“That is the way of things.”
Throughout their talk, Arden had remained seated on the ground. Now he climbed to his feet, his side aching. Bending to pick up his sword, he winced.
“That was quite a heavy blow, Evénn,” Arden grunted.
“You aimed heavier at me, my friend. You left me little choice.”
“No, I suppose I didn’t. Forgive me for attacking you. None of this was your fault. And you’re right. I could not ask anyone to raise his sword against his father. I could not have done so either.”
“I know,” Evénn replied. “Now if you mix up some of the herbs I gathered for the horses, you will find yourself quickly healed.”
“But I have only watched you do it. I have not the skill.”
“You have enough for bruised ribs, and you heard the words I pronounced over them.”
“Very well,” Arden said and went to prepare the herbs, but before he had gotten far, Evénn called his name. There was a question in his tone.
“What do I want?”
“Yes, what do you want?”
“I want the world as it was when I was young of course,” he quietly answered.
“You can’t have that.”
“Then I would say I want to slay the dragons or die trying.”
“Why have you not tried before?”
“I was alone. When I was a boy, before I even came to the Rangers, they sent out two parties to kill the dragons. They failed and the price the dragons made our people pay for the attempt was horrible. Since then the Masters have said that it is not yet time to try again.”
“You are no longer alone,” Evénn said. “Would you try now?”
“Then perhaps I have found a part of what I have long sought.”

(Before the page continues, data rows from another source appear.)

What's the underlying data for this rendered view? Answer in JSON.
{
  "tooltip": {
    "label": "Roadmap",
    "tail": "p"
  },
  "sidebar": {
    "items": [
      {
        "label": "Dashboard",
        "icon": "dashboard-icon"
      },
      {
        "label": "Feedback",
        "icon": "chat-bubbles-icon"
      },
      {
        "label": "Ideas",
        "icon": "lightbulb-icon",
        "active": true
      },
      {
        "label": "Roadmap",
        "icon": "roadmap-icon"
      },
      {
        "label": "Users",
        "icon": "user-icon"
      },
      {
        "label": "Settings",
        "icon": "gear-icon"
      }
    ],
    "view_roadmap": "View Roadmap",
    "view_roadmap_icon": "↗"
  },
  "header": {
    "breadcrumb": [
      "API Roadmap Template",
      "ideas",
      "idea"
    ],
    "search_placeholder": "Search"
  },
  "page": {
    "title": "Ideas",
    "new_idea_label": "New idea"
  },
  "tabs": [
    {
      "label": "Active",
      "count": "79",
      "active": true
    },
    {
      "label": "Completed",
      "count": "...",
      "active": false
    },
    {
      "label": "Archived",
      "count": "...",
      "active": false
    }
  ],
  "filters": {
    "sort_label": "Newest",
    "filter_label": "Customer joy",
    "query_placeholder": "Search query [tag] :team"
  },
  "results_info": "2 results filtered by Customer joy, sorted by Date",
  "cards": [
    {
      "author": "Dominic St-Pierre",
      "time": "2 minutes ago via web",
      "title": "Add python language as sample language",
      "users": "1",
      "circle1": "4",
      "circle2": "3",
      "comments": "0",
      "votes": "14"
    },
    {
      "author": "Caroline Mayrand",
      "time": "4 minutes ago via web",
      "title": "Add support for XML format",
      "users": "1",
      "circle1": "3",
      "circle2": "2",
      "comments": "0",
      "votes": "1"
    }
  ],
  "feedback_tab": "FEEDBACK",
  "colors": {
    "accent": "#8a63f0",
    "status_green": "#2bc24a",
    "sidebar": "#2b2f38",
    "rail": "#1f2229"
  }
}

“One who is willing.”
“We shall speak more of this when we see the Masters. Now let us rest. Tomorrow the road grows steeper.”